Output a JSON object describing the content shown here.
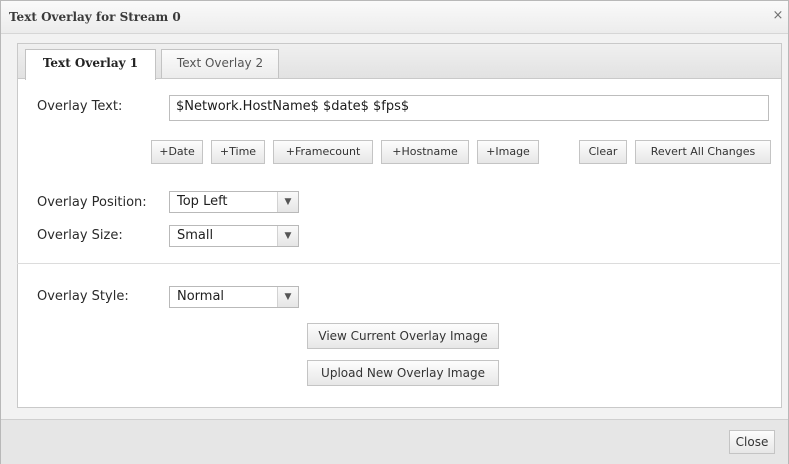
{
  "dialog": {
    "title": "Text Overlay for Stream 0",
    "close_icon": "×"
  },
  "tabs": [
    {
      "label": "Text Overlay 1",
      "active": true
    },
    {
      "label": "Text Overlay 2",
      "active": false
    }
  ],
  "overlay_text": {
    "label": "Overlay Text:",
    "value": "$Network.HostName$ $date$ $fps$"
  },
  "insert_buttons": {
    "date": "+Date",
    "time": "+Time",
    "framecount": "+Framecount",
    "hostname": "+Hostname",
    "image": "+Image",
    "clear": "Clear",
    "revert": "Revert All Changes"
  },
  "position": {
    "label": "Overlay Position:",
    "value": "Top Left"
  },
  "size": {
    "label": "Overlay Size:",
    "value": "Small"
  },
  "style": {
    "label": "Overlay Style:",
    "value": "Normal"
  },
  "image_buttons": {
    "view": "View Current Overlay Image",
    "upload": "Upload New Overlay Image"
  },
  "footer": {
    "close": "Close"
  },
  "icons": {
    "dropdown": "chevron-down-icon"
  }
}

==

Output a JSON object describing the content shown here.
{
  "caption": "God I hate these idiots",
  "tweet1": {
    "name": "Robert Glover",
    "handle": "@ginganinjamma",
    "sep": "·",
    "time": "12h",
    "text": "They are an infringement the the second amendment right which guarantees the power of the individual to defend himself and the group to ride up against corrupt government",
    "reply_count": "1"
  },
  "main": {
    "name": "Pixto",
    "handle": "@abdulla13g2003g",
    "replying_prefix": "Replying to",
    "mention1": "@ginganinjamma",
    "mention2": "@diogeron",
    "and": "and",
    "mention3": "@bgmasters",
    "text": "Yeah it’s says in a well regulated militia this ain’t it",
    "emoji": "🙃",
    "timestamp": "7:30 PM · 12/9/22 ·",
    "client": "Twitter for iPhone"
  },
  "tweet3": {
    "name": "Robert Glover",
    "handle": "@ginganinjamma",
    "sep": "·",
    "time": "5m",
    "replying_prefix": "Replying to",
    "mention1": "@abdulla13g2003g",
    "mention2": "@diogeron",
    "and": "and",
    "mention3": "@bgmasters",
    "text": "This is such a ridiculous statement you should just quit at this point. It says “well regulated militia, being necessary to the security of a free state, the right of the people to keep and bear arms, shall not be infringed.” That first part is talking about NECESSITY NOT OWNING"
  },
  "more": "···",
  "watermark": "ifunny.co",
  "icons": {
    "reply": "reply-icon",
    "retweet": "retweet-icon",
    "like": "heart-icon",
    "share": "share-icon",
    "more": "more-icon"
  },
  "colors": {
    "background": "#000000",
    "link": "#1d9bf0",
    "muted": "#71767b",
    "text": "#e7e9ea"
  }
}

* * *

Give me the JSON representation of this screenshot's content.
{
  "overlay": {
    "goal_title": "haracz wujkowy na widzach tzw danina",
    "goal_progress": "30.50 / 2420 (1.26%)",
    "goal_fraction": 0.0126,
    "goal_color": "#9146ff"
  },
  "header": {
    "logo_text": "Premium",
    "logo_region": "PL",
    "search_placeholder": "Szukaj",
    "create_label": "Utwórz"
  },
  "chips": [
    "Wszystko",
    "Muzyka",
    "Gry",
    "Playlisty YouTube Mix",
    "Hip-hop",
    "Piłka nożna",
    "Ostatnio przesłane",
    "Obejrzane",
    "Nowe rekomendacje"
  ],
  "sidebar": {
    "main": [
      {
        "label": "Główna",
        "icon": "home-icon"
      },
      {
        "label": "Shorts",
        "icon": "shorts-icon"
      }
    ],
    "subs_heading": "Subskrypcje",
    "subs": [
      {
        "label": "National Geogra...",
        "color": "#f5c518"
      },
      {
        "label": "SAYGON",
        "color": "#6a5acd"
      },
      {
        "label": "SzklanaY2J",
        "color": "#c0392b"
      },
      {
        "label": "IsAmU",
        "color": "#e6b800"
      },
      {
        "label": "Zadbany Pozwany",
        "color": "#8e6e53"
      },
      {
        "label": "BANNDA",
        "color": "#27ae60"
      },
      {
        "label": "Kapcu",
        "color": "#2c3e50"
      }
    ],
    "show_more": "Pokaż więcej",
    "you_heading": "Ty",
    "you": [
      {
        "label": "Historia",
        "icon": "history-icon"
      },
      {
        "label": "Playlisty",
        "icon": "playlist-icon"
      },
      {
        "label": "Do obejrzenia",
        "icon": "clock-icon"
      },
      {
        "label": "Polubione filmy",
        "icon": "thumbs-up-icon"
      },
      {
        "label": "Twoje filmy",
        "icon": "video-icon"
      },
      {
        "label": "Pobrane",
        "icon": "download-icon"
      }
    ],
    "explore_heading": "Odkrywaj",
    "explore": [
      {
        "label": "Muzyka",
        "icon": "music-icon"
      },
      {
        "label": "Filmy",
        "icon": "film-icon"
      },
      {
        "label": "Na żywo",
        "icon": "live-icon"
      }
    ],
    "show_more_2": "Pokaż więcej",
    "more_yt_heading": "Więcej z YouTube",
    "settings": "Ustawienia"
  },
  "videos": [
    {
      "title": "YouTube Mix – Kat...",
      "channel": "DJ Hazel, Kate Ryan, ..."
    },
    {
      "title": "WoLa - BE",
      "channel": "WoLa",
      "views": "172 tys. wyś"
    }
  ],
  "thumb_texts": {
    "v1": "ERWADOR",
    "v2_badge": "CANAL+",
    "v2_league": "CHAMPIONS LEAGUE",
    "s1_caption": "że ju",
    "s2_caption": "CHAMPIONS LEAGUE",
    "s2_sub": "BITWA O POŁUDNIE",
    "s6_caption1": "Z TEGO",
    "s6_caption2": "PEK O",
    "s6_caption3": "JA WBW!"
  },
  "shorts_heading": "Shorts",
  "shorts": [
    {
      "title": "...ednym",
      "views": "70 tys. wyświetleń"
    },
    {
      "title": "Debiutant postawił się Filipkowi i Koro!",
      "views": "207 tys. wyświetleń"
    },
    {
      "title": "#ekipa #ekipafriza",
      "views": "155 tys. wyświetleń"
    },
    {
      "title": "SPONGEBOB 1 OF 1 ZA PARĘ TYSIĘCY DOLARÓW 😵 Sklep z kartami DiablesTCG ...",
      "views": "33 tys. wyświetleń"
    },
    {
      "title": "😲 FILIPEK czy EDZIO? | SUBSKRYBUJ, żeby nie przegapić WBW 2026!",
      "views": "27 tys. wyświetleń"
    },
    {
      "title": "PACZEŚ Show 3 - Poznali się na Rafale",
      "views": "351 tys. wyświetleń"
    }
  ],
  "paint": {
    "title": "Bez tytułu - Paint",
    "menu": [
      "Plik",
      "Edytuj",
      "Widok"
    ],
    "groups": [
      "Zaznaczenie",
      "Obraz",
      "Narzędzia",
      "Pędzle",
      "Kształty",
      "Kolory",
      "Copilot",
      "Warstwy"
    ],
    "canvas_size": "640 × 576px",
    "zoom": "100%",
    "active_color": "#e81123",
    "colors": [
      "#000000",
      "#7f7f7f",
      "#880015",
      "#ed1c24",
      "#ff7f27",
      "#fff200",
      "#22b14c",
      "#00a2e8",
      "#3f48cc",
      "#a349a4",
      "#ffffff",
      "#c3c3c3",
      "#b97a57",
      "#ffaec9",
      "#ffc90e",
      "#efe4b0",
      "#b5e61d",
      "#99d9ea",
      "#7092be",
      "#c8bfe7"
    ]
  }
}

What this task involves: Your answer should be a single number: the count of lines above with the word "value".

Written response: 4